In today’s passage from Isaiah we hear that when the glory of the Lord comes all that appears lifeless and barren to us will be seen to, in fact, be filled with life and to be sources of nourishment. A teacher of ours would often tell us that when a person would come to us with deep hurt, suffering, even apparent self-destructive tendencies, our work with them was to seek out the signs of life in that action or experience. To live in faith is to believe and to trust that underneath whatever is there courses the deep, abiding, creative love of the God who is love and life. In today’s gospel the life resides in Jesus, of course, but also in the sinful paralyzed man and in the ordinary, unspectacular but life-filled love of his friends. The are at once the paralyzed and foolish ones, but the water of love and grace abides beneath that surface. Love and life is absent in those who deny their humanity and adorn themselves with apparent faith and self-justification.

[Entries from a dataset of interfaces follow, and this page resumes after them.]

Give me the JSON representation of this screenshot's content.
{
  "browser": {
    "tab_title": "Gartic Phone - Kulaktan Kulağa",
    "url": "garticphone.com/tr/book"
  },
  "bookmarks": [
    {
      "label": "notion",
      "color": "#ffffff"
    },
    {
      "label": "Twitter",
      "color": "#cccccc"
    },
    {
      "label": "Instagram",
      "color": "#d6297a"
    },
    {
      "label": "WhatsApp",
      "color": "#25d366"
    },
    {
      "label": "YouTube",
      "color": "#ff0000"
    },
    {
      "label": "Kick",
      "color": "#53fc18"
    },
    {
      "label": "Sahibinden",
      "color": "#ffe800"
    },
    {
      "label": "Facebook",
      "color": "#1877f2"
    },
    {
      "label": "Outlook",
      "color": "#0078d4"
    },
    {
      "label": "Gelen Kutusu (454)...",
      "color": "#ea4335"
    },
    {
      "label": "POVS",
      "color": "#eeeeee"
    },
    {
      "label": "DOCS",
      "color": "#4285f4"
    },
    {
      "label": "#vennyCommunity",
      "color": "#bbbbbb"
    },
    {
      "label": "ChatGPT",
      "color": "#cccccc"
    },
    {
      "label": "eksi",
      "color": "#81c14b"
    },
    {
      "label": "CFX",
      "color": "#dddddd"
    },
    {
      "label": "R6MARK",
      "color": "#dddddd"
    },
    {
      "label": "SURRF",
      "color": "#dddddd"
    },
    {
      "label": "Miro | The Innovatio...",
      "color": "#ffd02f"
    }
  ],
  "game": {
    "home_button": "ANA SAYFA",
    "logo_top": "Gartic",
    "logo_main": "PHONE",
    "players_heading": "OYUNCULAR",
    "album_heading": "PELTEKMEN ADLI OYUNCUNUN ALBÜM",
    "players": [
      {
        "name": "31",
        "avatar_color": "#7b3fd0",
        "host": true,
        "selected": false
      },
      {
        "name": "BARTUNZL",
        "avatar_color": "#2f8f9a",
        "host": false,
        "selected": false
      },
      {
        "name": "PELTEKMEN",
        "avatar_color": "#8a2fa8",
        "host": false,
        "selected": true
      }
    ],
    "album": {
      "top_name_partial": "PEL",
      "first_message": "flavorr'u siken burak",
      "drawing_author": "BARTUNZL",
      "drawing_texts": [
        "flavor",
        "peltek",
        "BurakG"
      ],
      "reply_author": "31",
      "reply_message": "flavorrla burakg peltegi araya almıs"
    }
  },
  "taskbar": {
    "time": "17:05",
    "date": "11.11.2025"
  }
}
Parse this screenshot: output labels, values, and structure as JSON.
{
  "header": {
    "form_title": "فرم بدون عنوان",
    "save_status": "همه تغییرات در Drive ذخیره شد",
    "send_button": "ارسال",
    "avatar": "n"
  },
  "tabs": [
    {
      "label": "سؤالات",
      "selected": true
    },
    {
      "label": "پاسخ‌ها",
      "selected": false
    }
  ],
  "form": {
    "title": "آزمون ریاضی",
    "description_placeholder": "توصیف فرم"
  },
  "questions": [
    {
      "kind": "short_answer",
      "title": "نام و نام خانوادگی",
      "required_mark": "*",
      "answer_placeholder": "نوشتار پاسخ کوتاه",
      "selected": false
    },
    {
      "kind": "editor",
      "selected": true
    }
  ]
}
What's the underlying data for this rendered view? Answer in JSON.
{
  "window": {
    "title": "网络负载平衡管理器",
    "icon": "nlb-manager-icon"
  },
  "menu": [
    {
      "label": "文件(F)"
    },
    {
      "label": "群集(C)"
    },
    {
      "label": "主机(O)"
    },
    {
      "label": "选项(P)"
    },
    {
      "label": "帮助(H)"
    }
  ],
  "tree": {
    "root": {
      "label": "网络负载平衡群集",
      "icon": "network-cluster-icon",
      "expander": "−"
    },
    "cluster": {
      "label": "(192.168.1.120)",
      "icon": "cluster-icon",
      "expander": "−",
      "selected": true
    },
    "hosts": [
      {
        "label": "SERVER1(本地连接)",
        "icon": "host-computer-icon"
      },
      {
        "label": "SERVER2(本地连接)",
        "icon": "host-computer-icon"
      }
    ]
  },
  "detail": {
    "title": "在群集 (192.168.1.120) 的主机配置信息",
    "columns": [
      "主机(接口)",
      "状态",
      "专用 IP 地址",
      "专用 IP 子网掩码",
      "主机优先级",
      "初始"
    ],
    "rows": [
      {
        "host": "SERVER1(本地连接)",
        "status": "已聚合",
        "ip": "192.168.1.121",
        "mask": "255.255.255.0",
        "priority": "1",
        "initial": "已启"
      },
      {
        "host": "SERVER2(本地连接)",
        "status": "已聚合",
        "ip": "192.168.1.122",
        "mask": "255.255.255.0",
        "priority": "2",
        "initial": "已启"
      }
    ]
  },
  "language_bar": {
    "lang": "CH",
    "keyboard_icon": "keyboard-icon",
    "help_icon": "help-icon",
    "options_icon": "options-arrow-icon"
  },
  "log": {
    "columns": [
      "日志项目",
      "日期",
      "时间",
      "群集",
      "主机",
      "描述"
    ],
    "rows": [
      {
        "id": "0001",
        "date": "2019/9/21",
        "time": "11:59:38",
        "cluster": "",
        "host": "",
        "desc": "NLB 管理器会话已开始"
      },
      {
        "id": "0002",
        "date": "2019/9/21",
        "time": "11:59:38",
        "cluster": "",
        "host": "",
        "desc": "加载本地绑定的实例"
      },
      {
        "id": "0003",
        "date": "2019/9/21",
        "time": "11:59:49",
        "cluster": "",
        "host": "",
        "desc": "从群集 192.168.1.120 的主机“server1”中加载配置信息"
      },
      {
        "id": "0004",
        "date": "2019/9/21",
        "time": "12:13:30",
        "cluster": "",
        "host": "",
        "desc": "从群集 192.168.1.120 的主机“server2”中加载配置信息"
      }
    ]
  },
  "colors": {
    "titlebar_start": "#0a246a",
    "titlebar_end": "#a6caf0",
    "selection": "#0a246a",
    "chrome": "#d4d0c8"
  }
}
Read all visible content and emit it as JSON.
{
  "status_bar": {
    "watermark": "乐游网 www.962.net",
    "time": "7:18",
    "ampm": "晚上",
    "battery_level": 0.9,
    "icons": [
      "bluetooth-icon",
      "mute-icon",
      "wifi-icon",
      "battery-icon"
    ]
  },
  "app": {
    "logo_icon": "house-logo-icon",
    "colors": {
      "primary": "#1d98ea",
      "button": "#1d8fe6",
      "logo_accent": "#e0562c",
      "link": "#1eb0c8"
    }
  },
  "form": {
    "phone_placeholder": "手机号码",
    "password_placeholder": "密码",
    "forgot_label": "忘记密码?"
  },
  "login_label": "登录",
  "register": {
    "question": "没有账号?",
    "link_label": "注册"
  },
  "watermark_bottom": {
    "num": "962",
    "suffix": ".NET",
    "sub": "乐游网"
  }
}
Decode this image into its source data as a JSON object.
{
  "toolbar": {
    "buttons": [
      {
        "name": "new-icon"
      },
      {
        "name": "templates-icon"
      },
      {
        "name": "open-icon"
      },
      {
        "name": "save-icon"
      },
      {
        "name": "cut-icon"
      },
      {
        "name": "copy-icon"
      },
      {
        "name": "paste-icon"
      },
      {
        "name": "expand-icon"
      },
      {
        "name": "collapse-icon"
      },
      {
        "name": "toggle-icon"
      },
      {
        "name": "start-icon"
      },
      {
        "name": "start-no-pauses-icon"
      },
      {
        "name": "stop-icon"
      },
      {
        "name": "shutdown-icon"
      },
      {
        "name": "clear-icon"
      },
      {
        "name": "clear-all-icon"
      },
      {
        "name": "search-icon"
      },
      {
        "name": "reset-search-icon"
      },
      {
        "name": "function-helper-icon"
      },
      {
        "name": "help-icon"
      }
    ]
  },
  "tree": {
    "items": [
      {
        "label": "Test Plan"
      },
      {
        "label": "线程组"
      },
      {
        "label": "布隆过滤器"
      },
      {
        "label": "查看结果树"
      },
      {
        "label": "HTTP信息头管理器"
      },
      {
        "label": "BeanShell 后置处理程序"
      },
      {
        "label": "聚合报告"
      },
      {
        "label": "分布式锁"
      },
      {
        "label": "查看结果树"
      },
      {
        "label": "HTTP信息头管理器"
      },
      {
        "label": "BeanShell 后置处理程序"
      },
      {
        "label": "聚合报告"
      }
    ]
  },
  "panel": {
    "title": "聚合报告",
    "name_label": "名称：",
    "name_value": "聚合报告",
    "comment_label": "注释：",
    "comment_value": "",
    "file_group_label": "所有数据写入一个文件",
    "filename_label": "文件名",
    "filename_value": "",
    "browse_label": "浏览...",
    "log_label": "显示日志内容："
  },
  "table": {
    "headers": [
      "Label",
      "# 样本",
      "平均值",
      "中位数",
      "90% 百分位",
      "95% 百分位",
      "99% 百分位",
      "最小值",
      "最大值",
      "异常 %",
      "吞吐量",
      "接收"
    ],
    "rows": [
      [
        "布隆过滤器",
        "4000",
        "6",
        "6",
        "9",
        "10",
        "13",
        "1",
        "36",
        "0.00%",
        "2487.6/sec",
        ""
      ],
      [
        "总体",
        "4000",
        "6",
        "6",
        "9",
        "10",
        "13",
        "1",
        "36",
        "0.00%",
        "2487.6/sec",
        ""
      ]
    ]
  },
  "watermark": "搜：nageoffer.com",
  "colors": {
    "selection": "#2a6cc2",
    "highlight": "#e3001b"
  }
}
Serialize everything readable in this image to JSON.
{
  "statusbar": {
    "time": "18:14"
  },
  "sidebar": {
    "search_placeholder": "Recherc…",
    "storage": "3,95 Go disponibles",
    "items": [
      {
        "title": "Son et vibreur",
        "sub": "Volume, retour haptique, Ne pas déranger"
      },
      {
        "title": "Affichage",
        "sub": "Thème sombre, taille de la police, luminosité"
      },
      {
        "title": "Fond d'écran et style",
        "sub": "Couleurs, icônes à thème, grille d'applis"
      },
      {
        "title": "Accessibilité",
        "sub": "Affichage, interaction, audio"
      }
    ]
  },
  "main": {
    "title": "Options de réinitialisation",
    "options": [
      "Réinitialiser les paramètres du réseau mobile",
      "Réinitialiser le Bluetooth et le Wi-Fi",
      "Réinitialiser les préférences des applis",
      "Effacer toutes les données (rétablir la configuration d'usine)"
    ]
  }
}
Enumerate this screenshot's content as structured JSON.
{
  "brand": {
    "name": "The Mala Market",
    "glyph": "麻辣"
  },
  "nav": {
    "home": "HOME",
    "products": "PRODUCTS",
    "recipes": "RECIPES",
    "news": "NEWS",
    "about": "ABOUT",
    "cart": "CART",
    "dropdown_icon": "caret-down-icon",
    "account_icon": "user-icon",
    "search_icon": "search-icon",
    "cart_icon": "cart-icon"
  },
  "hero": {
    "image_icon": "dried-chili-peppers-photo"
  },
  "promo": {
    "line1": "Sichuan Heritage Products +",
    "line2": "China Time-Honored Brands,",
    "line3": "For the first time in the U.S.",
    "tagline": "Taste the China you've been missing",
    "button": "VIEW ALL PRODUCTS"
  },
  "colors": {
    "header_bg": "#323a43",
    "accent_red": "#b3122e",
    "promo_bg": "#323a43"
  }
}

We are reminded today not to judge where the life is, in others or ourselves, because our worldly view is likely to get it wrong. Perhaps in those memories and experiences that seem darkest and most painful there abides the presence and the call of a creative and transformative love. May we look again, that is respect, and investigate deeply those aspects of life which faithlessly we tend to repress or ignore. With such faithful “respect” we may well come to realize the life and love we have been given in and through what may seem to us stark, fragile, and barren.
The sad things that happened long ago will always remain part of who we are just as the glad and gracious things will too, but instead of being a burden of guilt, recrimination, and regret that make us constantly stumble as we go, even the saddest things can become, once we have made peace with them, a source of wisdom and strength for the journey that still lies ahead. It is through memory that we are able to reclaim much of our lives that we have long since written off by finding that in everything that has happened to us over the years God was offering us possibilities of new life and healing which, though we may have missed them at the time, we can still choose and be brought to life by and healed by all these years later.
Frederick Buechner, Telling Secrets, p. 32